Masked Marxism? The effects of political affiliation of professors on campus (Gurr)

By By Kathleen Gurr

By Kathleen Gurr

Sounding the alarm about alleged liberal bias on college campuses is a longstanding right wing strategy, creating an atmosphere of paranoia, fear and mistrust a la Joe McCarthy. Let’s talk about tolerance.

Every classroom should encourage learning, spark debate and promote discussion. To facilitate dialogue, instructors should be well-informed and open-minded, accepting different points of view and conducting classroom discussions that not only allow conflicting arguments but also encourage them. Articulating many sides of an issue helps clarify each point of view and forces advocates to think through their positions more thoroughly.

For good discussion to occur, professors should come from all walks of life. Diversity of thought is key, and colleges around the country constantly recruit professors with different backgrounds and ideologies. In any field, professionals tend to veer left a little, and professors are no different. This so-called “liberal bias” is hardly the terrifying threat right-wingers claim it is-if anything, more liberals on campus is a good thing.

Conservatives toss around rhetoric like “left” and “liberal” as though they are evil, radical terms, akin to Marxism. They argue that to be liberal is to be pro-communism and against everything American (democracy, baseball, apple pie). A closer look reveals that often, left-of-center leanings are noticeably accepting.

The Web site defines liberal as “favoring proposals for reform, open to new ideas for progress, and tolerant of the ideas and behaviors of others.” Synonyms include “broad-minded” and “free thinking”-commendable qualities in anybody, but especially appropriate (even essential) for meaningful discussion in the college classroom.

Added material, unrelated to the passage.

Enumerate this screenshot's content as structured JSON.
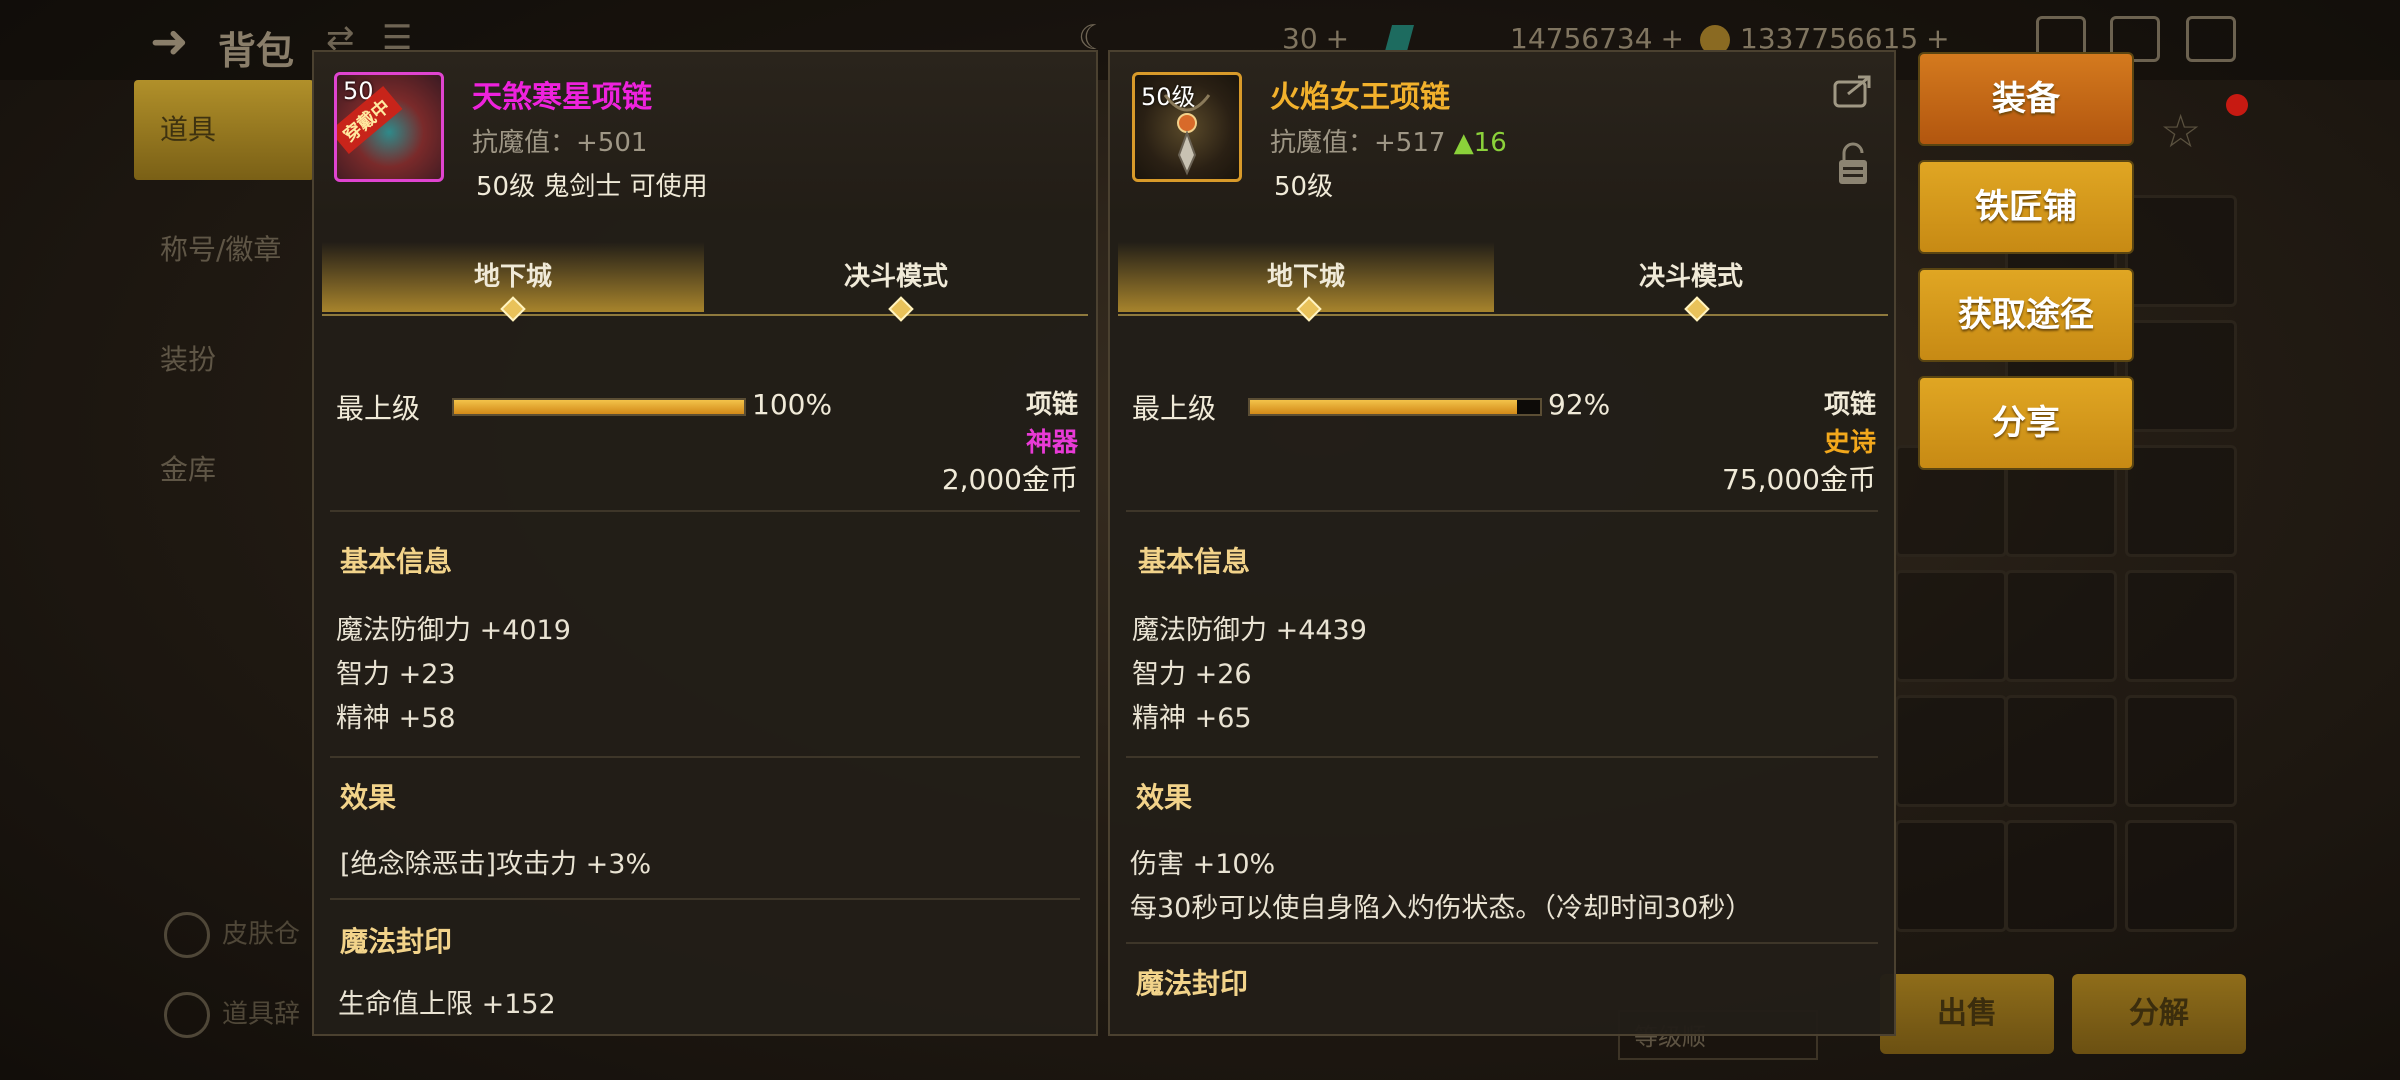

Neither right nor left extremes of the political spectrum deserve to dominate higher education. Conservative whistle blowers offer heated rhetoric about Marxist teachers and ignore that only 2 percent of professors nationwide consider themselves “far left” or “far right.”

According to The Chronicle of Higher Education, more than one-third of American college professors identify themselves as “moderate.” This number conflicts with exaggerations about left wing professors dominating discussion. In fact, this statistic reflects the American public, many professors identify with neither extreme and have chosen the middle of the road. To say otherwise is deliberately misleading.

Freedom of political thought continues in the academic world as students examine different positions and form their own ideologies. In higher education, the classroom setting becomes a unique forum for dialogue. Professors who articulate distinct points of view spark passionate discussion-young people learn to think for themselves.

Most professors have spent decades studying and working in their fields. Consequently, they naturally form opinions in their areas of expertise. To argue that they are unfit teachers because they hold opinions with which conservatives disagree is ridiculous.

Conservative concerns about liberal professors come close to hysteria-a frenzy of fiery rhetoric with little factual basis. They make it sound like being liberal is unreasonable and dangerous. Truth be told, to be “progressive” is to move forward, and that is the point of education.

Academia has long had slightly liberal leanings without calamity. In fact, with the presidency and both houses of Congress in GOP hands, the alleged liberal indoctrination of every American in college hasn’t exactly stifled national conservative thought into oblivion. College Democrats and College Republicans alike are flourishing on campuses nationwide.

And how about a little academic freedom? Within reason, a professor has a right to teach as he or she sees fit, and to argue otherwise is an unashamed flashback to the iniquities of McCarthyism.

If conservatives are worried about diversity of thought in higher education, perhaps the ironic answer is something they publicize as evil: affirmative action. The so called “liberal bias” encourages tolerance, but if acceptance strikes some as abominable, perhaps they’d like schools to stop hiring professors based on experience or education and start hiring based on political leanings: promote diversity at the expense of quality.

Most professors, whether politically identified as right or left, are relatively moderate. The alleged “liberal bias” is exaggerated and the claims of its harms are misguided.

[email protected]